WORK TASK
Pull out every line below that holds the word "label".

GIVEN INFORMATION
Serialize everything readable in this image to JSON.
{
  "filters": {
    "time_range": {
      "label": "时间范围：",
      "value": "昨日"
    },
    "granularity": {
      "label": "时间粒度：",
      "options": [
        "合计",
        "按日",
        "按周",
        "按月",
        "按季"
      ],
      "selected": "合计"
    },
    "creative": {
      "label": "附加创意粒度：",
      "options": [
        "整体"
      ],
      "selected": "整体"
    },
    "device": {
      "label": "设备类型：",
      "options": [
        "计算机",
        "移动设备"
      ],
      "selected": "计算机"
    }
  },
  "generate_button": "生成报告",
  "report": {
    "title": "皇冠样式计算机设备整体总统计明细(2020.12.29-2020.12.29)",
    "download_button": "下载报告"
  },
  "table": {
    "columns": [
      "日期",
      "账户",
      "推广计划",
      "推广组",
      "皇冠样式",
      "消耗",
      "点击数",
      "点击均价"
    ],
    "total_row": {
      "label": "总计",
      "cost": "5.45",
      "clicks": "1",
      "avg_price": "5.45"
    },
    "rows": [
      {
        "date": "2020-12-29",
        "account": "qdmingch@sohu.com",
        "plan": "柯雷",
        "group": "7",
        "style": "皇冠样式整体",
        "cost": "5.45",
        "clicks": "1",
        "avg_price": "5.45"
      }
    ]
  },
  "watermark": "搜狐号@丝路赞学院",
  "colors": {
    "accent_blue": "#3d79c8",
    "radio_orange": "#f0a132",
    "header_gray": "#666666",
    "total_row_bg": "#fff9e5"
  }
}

TASK OUTPUT
      "label": "时间范围：",
      "label": "时间粒度：",
      "label": "附加创意粒度：",
      "label": "设备类型：",
      "label": "总计",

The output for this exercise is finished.